Myth #3: There is no hope for patients who are diagnosed with the disease
Patients who are diagnosed with Parkinson’s disease are often told that they do not have any hope towards a cure. It is true that the disease is a progressive one, but it is not true that it cannot be controlled. Certain devices have been discovered which when used sends a signal to the brain which helps in reducing the tremors which are one of the well-known symptoms of the disease. So, no need to lose hope.
Myth #4: Medications are the only way in which you can undertake treatment for Parkinson’s disease
Some people believe that they cannot do anything except for taking medications to control the disease. But this is not true. Doing regular exercise and changing your food habits are at many times helpful in treating this particular condition. Have a balanced diet which will have enough fiber is also helpful. To increase your stability and flexibility, a daily workout routine is quite recommendable, and it will even increase your self-confidence and your feeling of independence.
Myth #5: Everything about the disease can be predicted
The disease is not at all predictable. If it were, a cure would have been in place by now. Everything from the symptoms to the treatment procedure varies from person to person. The disease may take years to develop in one individual but may develop instantly in someone else.
Don’t go by hearsay evidence about a disease. Medical science has improved a lot over the years. If you have any doubt regarding your health condition reach out to your doctor and clarify them at once.
A stroke, also called cerebrovascular accident (CVA), cerebrovascular insult(CVI), or brain attack, occurs when a part of the brain is deprived of blood flow. When the brain cells are deprived of oxygen they begin to die. When brain cells die, the functions controlled by that part of the brain also stops, which results in different types of disabilities among stroke survivors.
There are two types of strokes
- Ischemic stroke
The first is caused when a brain aneurysm or a weak blood vessel bursts. Most of the time, this type of stroke leads to death. The second one happens when a clot blocks the flow of blood to the brain. Patients suffering from stroke suffer from various side-effects, the most common ones being paralysis or loss of feeling in a certain part of the body, problem in understanding or talking and loss of vision in one side. The side-effects start showing up regularly after a person has had a stroke.

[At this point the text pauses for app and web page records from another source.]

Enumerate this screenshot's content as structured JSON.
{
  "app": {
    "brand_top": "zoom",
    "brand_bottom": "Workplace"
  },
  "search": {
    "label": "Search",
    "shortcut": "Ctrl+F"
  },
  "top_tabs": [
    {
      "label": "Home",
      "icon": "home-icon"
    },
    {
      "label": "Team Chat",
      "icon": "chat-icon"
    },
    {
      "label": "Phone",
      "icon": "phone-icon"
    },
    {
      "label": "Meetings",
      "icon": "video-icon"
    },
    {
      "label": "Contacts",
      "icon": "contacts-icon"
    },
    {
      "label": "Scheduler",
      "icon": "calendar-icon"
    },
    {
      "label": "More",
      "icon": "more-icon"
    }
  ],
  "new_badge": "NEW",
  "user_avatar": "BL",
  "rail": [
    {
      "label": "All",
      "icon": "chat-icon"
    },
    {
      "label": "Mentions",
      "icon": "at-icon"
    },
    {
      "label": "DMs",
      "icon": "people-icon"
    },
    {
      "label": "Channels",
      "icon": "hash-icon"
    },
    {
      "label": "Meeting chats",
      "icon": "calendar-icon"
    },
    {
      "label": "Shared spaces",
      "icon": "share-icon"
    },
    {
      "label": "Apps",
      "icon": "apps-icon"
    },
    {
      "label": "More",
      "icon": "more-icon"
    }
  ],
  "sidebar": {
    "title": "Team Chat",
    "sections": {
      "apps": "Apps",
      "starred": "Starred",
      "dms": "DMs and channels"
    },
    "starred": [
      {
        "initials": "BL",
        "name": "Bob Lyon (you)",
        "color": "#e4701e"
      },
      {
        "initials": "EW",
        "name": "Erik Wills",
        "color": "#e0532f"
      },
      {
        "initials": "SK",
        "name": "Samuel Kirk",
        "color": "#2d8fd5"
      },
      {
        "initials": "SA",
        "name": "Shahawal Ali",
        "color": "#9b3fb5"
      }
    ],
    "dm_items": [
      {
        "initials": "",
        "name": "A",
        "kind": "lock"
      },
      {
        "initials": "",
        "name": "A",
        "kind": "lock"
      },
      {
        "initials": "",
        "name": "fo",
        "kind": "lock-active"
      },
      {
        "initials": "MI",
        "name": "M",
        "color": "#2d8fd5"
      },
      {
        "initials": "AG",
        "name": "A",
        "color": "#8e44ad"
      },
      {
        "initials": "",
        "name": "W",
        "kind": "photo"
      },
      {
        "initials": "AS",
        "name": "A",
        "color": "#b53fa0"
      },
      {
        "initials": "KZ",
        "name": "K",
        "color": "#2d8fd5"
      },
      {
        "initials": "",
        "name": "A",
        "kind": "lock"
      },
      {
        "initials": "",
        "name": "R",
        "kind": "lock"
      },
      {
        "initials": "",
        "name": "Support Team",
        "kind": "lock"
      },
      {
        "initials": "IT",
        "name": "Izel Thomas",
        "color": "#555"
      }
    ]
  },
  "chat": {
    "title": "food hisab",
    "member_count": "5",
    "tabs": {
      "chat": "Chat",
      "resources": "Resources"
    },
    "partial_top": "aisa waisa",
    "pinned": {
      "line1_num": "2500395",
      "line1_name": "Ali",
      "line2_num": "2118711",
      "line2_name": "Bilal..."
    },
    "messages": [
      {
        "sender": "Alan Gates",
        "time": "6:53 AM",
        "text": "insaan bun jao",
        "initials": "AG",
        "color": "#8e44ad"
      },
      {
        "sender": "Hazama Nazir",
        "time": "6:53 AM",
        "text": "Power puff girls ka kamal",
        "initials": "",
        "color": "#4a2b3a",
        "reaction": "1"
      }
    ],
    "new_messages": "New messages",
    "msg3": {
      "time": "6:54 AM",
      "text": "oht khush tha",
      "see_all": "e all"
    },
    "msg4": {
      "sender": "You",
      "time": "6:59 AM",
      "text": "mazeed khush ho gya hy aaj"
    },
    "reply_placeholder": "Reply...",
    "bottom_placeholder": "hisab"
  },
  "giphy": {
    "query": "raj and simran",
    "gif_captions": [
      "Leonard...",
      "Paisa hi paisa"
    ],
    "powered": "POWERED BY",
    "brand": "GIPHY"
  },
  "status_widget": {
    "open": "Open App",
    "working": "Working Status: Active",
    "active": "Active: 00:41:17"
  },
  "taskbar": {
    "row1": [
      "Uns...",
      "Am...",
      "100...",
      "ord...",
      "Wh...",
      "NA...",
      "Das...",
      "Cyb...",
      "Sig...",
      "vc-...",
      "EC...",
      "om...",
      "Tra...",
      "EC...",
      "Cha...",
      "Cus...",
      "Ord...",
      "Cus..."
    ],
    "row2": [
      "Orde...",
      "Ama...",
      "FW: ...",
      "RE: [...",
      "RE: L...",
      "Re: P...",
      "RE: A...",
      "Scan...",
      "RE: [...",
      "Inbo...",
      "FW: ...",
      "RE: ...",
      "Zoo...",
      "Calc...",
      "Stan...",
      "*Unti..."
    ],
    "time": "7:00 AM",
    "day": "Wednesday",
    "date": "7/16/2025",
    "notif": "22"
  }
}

In certain conditions, blood flow to a certain part of the brain stops for only some time and hence the body suffers stroke like symptoms which only last a couple of hours before disappearing. This is known as a transient ischemic attack (TIA). Unfortunately, the effects of a stroke can be debilitating and also permanent. Hence its important to know the symptoms of a stroke and rush the patient to a doctor as soon as possible. Sometimes early treatment can save a lot of damage.
- Confusion and problems with talking and comprehension
- Headache along with alteration of consciousness or vomiting
- Numbness of the face, arms or legs, especially on one side of the body
- Issue with seeing, in one or both eyes
- Inability to walk with stability, including disrupted coordination
- Problems with the bladder and bowel control
- Acute depression
- Body temperature fluctuates, and pain worsens with movement
- Paralysis on one side of the body along with fatigue
- Problem in expressing or controlling emotions
Diagnosis of stroke
Several tests are carried out to determine the type of stroke acquired. They are:
- Physical examination, which involves observing the patient's overall condition.
- Blood tests
- CT scans
- MRI scans
- Cerebral angiogram
Stroke is a fatal brain disease and can cause permanent damage to your system so its best to check with your doctor to know how you can prevent it.